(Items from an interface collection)

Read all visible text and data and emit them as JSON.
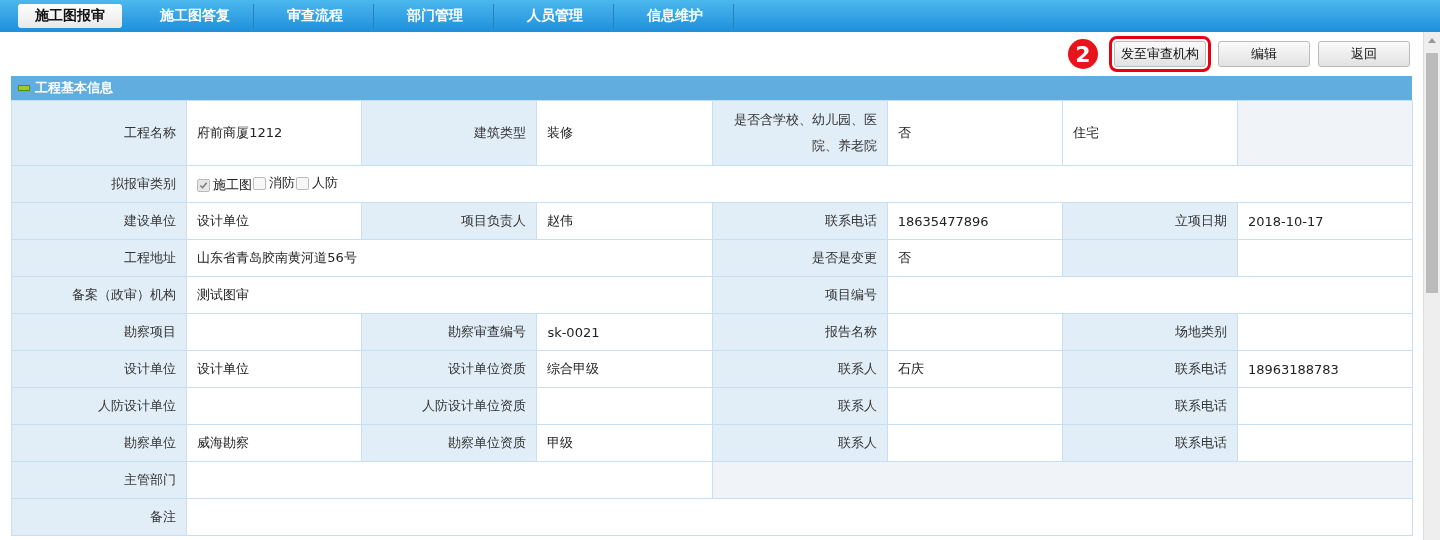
{
  "nav": {
    "tabs": [
      {
        "label": "施工图报审",
        "selected": true
      },
      {
        "label": "施工图答复",
        "selected": false
      },
      {
        "label": "审查流程",
        "selected": false
      },
      {
        "label": "部门管理",
        "selected": false
      },
      {
        "label": "人员管理",
        "selected": false
      },
      {
        "label": "信息维护",
        "selected": false
      }
    ]
  },
  "toolbar": {
    "callout": "2",
    "buttons": [
      {
        "label": "发至审查机构",
        "highlighted": true
      },
      {
        "label": "编辑",
        "highlighted": false
      },
      {
        "label": "返回",
        "highlighted": false
      }
    ]
  },
  "section": {
    "title": "工程基本信息",
    "expanded": true,
    "rows": [
      [
        {
          "kind": "label",
          "text": "工程名称"
        },
        {
          "kind": "value",
          "text": "府前商厦1212"
        },
        {
          "kind": "label",
          "text": "建筑类型"
        },
        {
          "kind": "value",
          "text": "装修"
        },
        {
          "kind": "label",
          "text": "是否含学校、幼儿园、医院、养老院"
        },
        {
          "kind": "value",
          "text": "否"
        },
        {
          "kind": "value",
          "text": "住宅"
        },
        {
          "kind": "blank"
        }
      ],
      [
        {
          "kind": "label",
          "text": "拟报审类别"
        },
        {
          "kind": "checks",
          "colspan": 7,
          "items": [
            {
              "label": "施工图",
              "checked": true,
              "disabled": true
            },
            {
              "label": "消防",
              "checked": false,
              "disabled": false
            },
            {
              "label": "人防",
              "checked": false,
              "disabled": false
            }
          ]
        }
      ],
      [
        {
          "kind": "label",
          "text": "建设单位"
        },
        {
          "kind": "value",
          "text": "设计单位"
        },
        {
          "kind": "label",
          "text": "项目负责人"
        },
        {
          "kind": "value",
          "text": "赵伟"
        },
        {
          "kind": "label",
          "text": "联系电话"
        },
        {
          "kind": "value",
          "text": "18635477896"
        },
        {
          "kind": "label",
          "text": "立项日期"
        },
        {
          "kind": "value",
          "text": "2018-10-17"
        }
      ],
      [
        {
          "kind": "label",
          "text": "工程地址"
        },
        {
          "kind": "value",
          "text": "山东省青岛胶南黄河道56号",
          "colspan": 3
        },
        {
          "kind": "label",
          "text": "是否是变更"
        },
        {
          "kind": "value",
          "text": "否"
        },
        {
          "kind": "label"
        },
        {
          "kind": "value"
        }
      ],
      [
        {
          "kind": "label",
          "text": "备案（政审）机构"
        },
        {
          "kind": "value",
          "text": "测试图审",
          "colspan": 3
        },
        {
          "kind": "label",
          "text": "项目编号"
        },
        {
          "kind": "value",
          "colspan": 3
        }
      ],
      [
        {
          "kind": "label",
          "text": "勘察项目"
        },
        {
          "kind": "value"
        },
        {
          "kind": "label",
          "text": "勘察审查编号"
        },
        {
          "kind": "value",
          "text": "sk-0021"
        },
        {
          "kind": "label",
          "text": "报告名称"
        },
        {
          "kind": "value"
        },
        {
          "kind": "label",
          "text": "场地类别"
        },
        {
          "kind": "value"
        }
      ],
      [
        {
          "kind": "label",
          "text": "设计单位"
        },
        {
          "kind": "value",
          "text": "设计单位"
        },
        {
          "kind": "label",
          "text": "设计单位资质"
        },
        {
          "kind": "value",
          "text": "综合甲级"
        },
        {
          "kind": "label",
          "text": "联系人"
        },
        {
          "kind": "value",
          "text": "石庆"
        },
        {
          "kind": "label",
          "text": "联系电话"
        },
        {
          "kind": "value",
          "text": "18963188783"
        }
      ],
      [
        {
          "kind": "label",
          "text": "人防设计单位"
        },
        {
          "kind": "value"
        },
        {
          "kind": "label",
          "text": "人防设计单位资质"
        },
        {
          "kind": "value"
        },
        {
          "kind": "label",
          "text": "联系人"
        },
        {
          "kind": "value"
        },
        {
          "kind": "label",
          "text": "联系电话"
        },
        {
          "kind": "value"
        }
      ],
      [
        {
          "kind": "label",
          "text": "勘察单位"
        },
        {
          "kind": "value",
          "text": "威海勘察"
        },
        {
          "kind": "label",
          "text": "勘察单位资质"
        },
        {
          "kind": "value",
          "text": "甲级"
        },
        {
          "kind": "label",
          "text": "联系人"
        },
        {
          "kind": "value"
        },
        {
          "kind": "label",
          "text": "联系电话"
        },
        {
          "kind": "value"
        }
      ],
      [
        {
          "kind": "label",
          "text": "主管部门"
        },
        {
          "kind": "value",
          "colspan": 3
        },
        {
          "kind": "blank",
          "colspan": 4
        }
      ],
      [
        {
          "kind": "label",
          "text": "备注"
        },
        {
          "kind": "value",
          "colspan": 7
        }
      ]
    ]
  }
}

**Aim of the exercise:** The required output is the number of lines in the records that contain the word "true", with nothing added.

**Solution to the problem:** 5